AUSTRALIA: Microbiological surveillance of raw egg products
Posted: June 18th, 2012 - 4:53pm
Raw egg products are frequently linked to foodborne illness, and the Gippsland regional sampling group aimed to assess the microbiological safety of these products in their regionof Victoria. All samples were accompanied by a questionnaire, detailing egg supply, process and production controls and other food safety aspects of the premises.
Samples were processed by analysts authorised under the Victorian Food Act 1984. The laboratories that processed samples are NATA accredited for the analytical methods used.
Samples taken were analysed for Standard Plate Count (SPC), Escherichia coli, and Salmonella spp. The SPC and E. coli were included to provide an overall picture of the hygiene of these products, whereas Salmonella spp. are recognised food safety risks with these foods.
Seventy five samples of raw and undercooked egg products were submitted for analysis.
These included samples of mayonnaise, aioli, tiramisu, hollandaise, and tartare sauce. The questionnaire asked about temperature of storage of eggs in the food business, the batch size for the product, the sample temperature at sampling, and questions related to the business’s food safety program.
Neither Salmonella spp. nor E. coli were detected from any of the sauces or desserts analysed. The SPC for these ready to eat products were generally low, and overall all samples would be classified as acceptable or satisfactory according to the FSANZ guidelines for ready to eat foods.
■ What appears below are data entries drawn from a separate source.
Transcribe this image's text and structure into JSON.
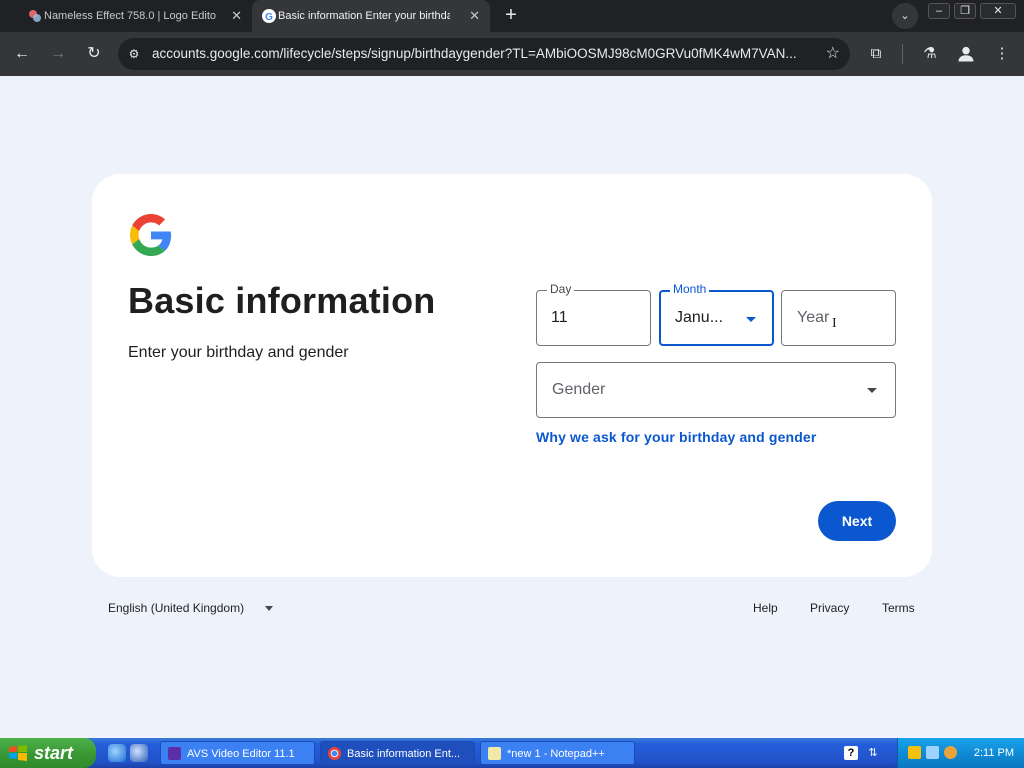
{
  "browser": {
    "tabs": [
      {
        "label": "Nameless Effect 758.0 | Logo Edito",
        "active": false
      },
      {
        "label": "Basic information Enter your birthday",
        "active": true
      }
    ],
    "new_tab_icon": "plus-icon",
    "tab_search_icon": "chevron-down-icon",
    "window_controls": {
      "minimize": "–",
      "maximize": "❐",
      "close": "✕"
    },
    "url": "accounts.google.com/lifecycle/steps/signup/birthdaygender?TL=AMbiOOSMJ98cM0GRVu0fMK4wM7VAN...",
    "nav": {
      "back": "←",
      "forward": "→",
      "reload": "↻"
    }
  },
  "page": {
    "title": "Basic information",
    "subtitle": "Enter your birthday and gender",
    "day": {
      "label": "Day",
      "value": "11"
    },
    "month": {
      "label": "Month",
      "value": "Janu..."
    },
    "year": {
      "placeholder": "Year"
    },
    "gender": {
      "placeholder": "Gender"
    },
    "why_link": "Why we ask for your birthday and gender",
    "next_label": "Next",
    "accent_color": "#0b57d0"
  },
  "footer": {
    "language": "English (United Kingdom)",
    "links": {
      "help": "Help",
      "privacy": "Privacy",
      "terms": "Terms"
    }
  },
  "taskbar": {
    "start_label": "start",
    "tasks": [
      {
        "label": "AVS Video Editor 11.1"
      },
      {
        "label": "Basic information Ent..."
      },
      {
        "label": "*new 1 - Notepad++"
      }
    ],
    "clock": "2:11 PM"
  }
}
Not all samples had the temperature recorded at sampling, but of those that did; around one-third were stored out of temperature control, increasing the potential risk of these products to the consumers.
Although most businesses stored their eggs under temperature control, approximately 25% of premises stored their eggs at ambient temperature. The officers also enquired about the length of time the dessert or sauce had been made prior to sampling: some raw or undercooked egg products were recorded as being stored as long as 21 days after manufacture. While none of these long stored products had unsatisfactory microbiological results, it is likely that many of these low or undercooked egg products incorporated vinegar or lemon juice which will reduce the pH of the food. However, pH alone cannot be completely, reliably inhibitory for pathogens such as Salmonella spp.
All participating officers undertook to return to premises where problems with microbiological results, questionnaire information or other issues were identified.
The results of the questionnaire in this survey indicated that some of the premises sampled could improve the storage temperature of raw eggs and raw egg products, that temperature control of these products could be improved, and that smaller batches of pre-prepared product, stored for shorter periods would reduce the risk to consumers.
Raw egg products in the Gippsland regions were shown to be of good microbiological quality. However, improvements in handling and temperature control of these products will reduce the risk to consumers.